|HCC Site ID:||1821||Parish:||Kings Worthy|
|Access:||Historic site||Ownership:||Individual Private|
Site of house and garden now built on
The site of Morton House and gardens off ChurchLane in Kingsworthy is now a small estate of 25 houses developed in the 1990s. Ten additional houses being built in 2020, in what had been the coachman’s cottage area.
By the time of the 1st ed, 25″ OS map (1869), Morton House had become a substantial villa-type house approached via an entrance drive, situated off Church Lane. Formal gardens, a probable kitchen garden and surrounding meadow or parkland are shown. In the early 1870s Acheson and Mary Gray moved in to be near her mother who was then widowed and living at nearby Northleigh House. The land of Morton House abutted the grounds of Kings Worthy House and by the time of the 2nd ed OS map 25″ (1890) , more land had been acquired. Some of this land lay to the north west of Kings Worthy House and had a shared wall with green houses on either side. Land stretching to Hinton House, had also been acquired When Mary’s mother died in 1885 there was little incentive to stay in the area and the house was put up for sale. Sales details of 1886 describe a yellow brick house under a slate roof with stabling surrounded by a walled courtyard. The grounds now extended to 14 ½ acres and had room for a coachman’s cottage on the boundary close to Hinton House and a gardener’s lodge at the gate from Church lane. The house does not appear to have been sold and the census for 1901 shows Morton House to be uninhabited. By 1910, the Hodgson family was living at Morton House.

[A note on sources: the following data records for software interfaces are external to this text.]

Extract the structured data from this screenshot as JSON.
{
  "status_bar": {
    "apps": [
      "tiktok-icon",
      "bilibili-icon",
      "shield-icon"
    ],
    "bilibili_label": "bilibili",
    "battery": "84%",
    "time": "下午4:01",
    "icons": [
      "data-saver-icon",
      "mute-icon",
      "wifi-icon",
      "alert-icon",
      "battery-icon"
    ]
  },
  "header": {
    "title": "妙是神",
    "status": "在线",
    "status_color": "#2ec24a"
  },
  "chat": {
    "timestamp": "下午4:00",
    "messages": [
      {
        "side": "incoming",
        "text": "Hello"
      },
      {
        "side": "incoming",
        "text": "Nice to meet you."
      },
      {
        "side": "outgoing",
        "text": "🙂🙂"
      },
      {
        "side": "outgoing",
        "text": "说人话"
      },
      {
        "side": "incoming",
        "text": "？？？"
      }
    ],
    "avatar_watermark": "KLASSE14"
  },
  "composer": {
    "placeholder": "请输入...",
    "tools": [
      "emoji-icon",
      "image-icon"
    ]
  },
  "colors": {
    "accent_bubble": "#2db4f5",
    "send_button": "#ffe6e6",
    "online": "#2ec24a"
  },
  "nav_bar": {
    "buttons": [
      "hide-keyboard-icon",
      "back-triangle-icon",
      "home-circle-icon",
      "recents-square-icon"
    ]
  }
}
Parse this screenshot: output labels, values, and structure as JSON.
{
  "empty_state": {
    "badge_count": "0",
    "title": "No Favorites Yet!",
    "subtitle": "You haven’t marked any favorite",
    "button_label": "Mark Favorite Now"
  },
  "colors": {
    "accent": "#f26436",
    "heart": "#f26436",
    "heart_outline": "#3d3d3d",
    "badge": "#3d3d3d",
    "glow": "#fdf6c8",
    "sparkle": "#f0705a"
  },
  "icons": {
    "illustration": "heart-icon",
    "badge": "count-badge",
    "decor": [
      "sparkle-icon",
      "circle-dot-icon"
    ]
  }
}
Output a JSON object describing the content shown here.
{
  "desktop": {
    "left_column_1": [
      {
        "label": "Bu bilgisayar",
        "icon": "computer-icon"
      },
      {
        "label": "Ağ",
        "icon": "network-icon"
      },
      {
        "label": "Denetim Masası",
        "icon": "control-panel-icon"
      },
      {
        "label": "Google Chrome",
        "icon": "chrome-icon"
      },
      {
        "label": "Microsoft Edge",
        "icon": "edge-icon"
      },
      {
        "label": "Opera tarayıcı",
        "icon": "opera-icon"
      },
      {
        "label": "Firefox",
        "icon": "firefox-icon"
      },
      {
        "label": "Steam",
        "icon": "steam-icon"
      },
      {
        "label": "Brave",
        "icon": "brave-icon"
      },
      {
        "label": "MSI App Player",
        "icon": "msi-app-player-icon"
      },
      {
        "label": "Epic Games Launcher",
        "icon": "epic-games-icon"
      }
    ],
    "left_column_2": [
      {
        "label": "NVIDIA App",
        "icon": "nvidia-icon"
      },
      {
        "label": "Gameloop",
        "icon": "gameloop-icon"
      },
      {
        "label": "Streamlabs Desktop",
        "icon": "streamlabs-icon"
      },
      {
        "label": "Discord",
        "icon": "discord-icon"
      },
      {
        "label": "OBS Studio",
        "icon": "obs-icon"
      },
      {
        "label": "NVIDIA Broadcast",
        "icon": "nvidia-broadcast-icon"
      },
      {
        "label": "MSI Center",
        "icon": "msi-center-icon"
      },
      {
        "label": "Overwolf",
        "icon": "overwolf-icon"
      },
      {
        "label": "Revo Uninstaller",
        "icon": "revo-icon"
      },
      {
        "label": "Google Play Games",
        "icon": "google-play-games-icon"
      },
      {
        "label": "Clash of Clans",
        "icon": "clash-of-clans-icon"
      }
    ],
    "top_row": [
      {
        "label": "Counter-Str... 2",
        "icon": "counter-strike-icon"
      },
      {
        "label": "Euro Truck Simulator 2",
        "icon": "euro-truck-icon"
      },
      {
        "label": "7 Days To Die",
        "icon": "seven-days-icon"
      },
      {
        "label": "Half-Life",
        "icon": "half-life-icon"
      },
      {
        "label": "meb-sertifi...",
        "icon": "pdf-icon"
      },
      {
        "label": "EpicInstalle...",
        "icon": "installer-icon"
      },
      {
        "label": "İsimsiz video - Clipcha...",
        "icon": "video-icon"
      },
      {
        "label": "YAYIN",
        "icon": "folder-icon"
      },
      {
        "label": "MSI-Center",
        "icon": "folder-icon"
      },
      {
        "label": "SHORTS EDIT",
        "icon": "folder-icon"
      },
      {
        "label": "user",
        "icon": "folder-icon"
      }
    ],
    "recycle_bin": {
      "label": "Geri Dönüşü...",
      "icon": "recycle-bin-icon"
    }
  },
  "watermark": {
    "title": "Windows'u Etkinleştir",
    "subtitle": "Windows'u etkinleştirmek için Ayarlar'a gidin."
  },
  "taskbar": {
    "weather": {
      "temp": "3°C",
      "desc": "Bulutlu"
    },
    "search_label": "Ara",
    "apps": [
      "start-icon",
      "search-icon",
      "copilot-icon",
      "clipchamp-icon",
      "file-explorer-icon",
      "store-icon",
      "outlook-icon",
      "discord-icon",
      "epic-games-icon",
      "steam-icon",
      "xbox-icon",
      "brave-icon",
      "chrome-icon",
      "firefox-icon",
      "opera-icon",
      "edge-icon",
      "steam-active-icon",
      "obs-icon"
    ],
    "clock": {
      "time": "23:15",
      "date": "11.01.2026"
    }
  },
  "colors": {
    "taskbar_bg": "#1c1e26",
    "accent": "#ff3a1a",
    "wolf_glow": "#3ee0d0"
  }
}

In the later 20th century the house became a home for the elderly and acquired an institutional appearance. It was finally demolished in the 1990s and a small estate of 25 houses known as Hinton Fields built on its site. A group of these houses has the boundary wall mentioned above, defining the end of their gardens and one house has a gateway in the wall that leads into the now derelict grounds of Kingsworthy House. Along the parts of the wall between the grounds of Morton House and Kings Worthy House that were retained, there are traces of the former adjoining green houses. Some yews also remain with other old trees in a small communal landscaped space of the housing development.
Update 2020 – The Coachman’s Cottage area was incorporated into an Adult Learning Centre but in 2020 that has been demolished, and ten individual ‘Georgian-style’ houses are being built within its perimeters. Apart from what may have been the lodge on Church Lane, there is almost nothing left of what in the 19th C was one of the important villas of Kingsworthy.
A substantial villa house in the 19th century eventually covering 14 ½ acres. Demolished in the 1990s for a housing estate; the lodge, some old walls and trees are all that remain.
Information from Worthy Local History Group and maps 2004 updated in 2020 by HGT